30. The method of claim 25, wherein the on duty cycle of the ultraviolet lamp is less than 2%.

31. The method of claim 25, further comprising presenting an alert of presence of detected gas by a personal portable photoionization detector based on the gas detection indication output by the controller, wherein the personal portable photoionization detector comprises the ultraviolet lamp, the detector electrode, and the controller.

32. A photoionization detector, comprising:

a detector electrode that outputs a signal;
an ultraviolet lamp;
a lamp driver communicatively coupled to the ultraviolet lamp and configured to turn the ultraviolet lamp on and off in response to a control input;
a filter that receives the signal output by the detector electrode and outputs a filtered detector electrode signal, where the filter has a time constant of less than 50 milliseconds (mS); and
a controller that is communicatively coupled to the filtered detector signal output by the filter and to the control input of the lamp driver, that outputs an indication of gas detection based on the filtered detector electrode signal output by the filter, and that turns the lamp driver on and off.

33. The photoionization detector of claim 32, wherein the filter has a time constant of less than 5 mS.

34. The photoionization detector of claim 32, wherein the controller turns the lamp driver on and off to achieve an on duty cycle of less than 10%.

35. The photoionization detector of claim 34, further comprising an analog-to-digital converter that is coupled to the filter and to the controller, that converts the filtered detector electrode signal from the filter to a digital filtered detector electrode signal, and that outputs the digital filtered detector electrode signal to the controller, wherein the controller outputs the indication of gas detection based on the digital filtered detector electrode signal output by the analog-to-digital converter and wherein the controller turns the analog-to-digital converter on and off to achieve an on duty cycle of less than 1% and wherein the controller turns the analog-to-digital converter on when the lamp driver is turned off and turns the analog-to-digital converter off before the lamp driver is next turned on.

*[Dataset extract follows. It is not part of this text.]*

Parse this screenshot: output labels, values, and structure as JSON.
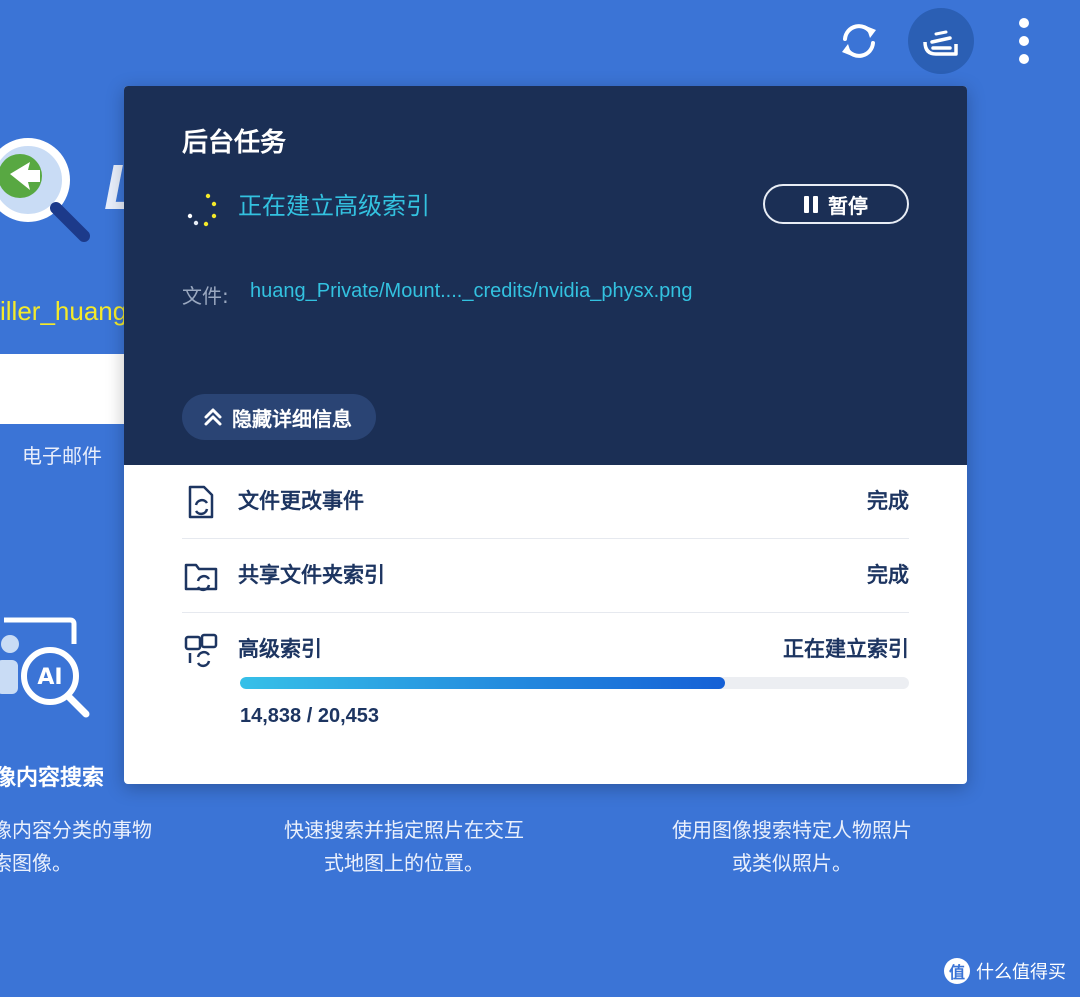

Patent History
Publication number: 20190170691
Type: Application
Filed: Aug 9, 2016
Publication Date: Jun 6, 2019
Inventors: Peter HSI (Morris Plains, NJ), Wei YEH (Morris Plains, NJ), Dan ZHANG (Morris Plains, NJ), Yuhui XU (Morris Plains, NJ), Kui LU (Morris Plains, NJ)
Application Number: 16/323,862
Classifications
International Classification: G01N 27/64 (20060101); H01J 49/16 (20060101); H01J 27/24 (20060101);